> **Records for processing**:
———

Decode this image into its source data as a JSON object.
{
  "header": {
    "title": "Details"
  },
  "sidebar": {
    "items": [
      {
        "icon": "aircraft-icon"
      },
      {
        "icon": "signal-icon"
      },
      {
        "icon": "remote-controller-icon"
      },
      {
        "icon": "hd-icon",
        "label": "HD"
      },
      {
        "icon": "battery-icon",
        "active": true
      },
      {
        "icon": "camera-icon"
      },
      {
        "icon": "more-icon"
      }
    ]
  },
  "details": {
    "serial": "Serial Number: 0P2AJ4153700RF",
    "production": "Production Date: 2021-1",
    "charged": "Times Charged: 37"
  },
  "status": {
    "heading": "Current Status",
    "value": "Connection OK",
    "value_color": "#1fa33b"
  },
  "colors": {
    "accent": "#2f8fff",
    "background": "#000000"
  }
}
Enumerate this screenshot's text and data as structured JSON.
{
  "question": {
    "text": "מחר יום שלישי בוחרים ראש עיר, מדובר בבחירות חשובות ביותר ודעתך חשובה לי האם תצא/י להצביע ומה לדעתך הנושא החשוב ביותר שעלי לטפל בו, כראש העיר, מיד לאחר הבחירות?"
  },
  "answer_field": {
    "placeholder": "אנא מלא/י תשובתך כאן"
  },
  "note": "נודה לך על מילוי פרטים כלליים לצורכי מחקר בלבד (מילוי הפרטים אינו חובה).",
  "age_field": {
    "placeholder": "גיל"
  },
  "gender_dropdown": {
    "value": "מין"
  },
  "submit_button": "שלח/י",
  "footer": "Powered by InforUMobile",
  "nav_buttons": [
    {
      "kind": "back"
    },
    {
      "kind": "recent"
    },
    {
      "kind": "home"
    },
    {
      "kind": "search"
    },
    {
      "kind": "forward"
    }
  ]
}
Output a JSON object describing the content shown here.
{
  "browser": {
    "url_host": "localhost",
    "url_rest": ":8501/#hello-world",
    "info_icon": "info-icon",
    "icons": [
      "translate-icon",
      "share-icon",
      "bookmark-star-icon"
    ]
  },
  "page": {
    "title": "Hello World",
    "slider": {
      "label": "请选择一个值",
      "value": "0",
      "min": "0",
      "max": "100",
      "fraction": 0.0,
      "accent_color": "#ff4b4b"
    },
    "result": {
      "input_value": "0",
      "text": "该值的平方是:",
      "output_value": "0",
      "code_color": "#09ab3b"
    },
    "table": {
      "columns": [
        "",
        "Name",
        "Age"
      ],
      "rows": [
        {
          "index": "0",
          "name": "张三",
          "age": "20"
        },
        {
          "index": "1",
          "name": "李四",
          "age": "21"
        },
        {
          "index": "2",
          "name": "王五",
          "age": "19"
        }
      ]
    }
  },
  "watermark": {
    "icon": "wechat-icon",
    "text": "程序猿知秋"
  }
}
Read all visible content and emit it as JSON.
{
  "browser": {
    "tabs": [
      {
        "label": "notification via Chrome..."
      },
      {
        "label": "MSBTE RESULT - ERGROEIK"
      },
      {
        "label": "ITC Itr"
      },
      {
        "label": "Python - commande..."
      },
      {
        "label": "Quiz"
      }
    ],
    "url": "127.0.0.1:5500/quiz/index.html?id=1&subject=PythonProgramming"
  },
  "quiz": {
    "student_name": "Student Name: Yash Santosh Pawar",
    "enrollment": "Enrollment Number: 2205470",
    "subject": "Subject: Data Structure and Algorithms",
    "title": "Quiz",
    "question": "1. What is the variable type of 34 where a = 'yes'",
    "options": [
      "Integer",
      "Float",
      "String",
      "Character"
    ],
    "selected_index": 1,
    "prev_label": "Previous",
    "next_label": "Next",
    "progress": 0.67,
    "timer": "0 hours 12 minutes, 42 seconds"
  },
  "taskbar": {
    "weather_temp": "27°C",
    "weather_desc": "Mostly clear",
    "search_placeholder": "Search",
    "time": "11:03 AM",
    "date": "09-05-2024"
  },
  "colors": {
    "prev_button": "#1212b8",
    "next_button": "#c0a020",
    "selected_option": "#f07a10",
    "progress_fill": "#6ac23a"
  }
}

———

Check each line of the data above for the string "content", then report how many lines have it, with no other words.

2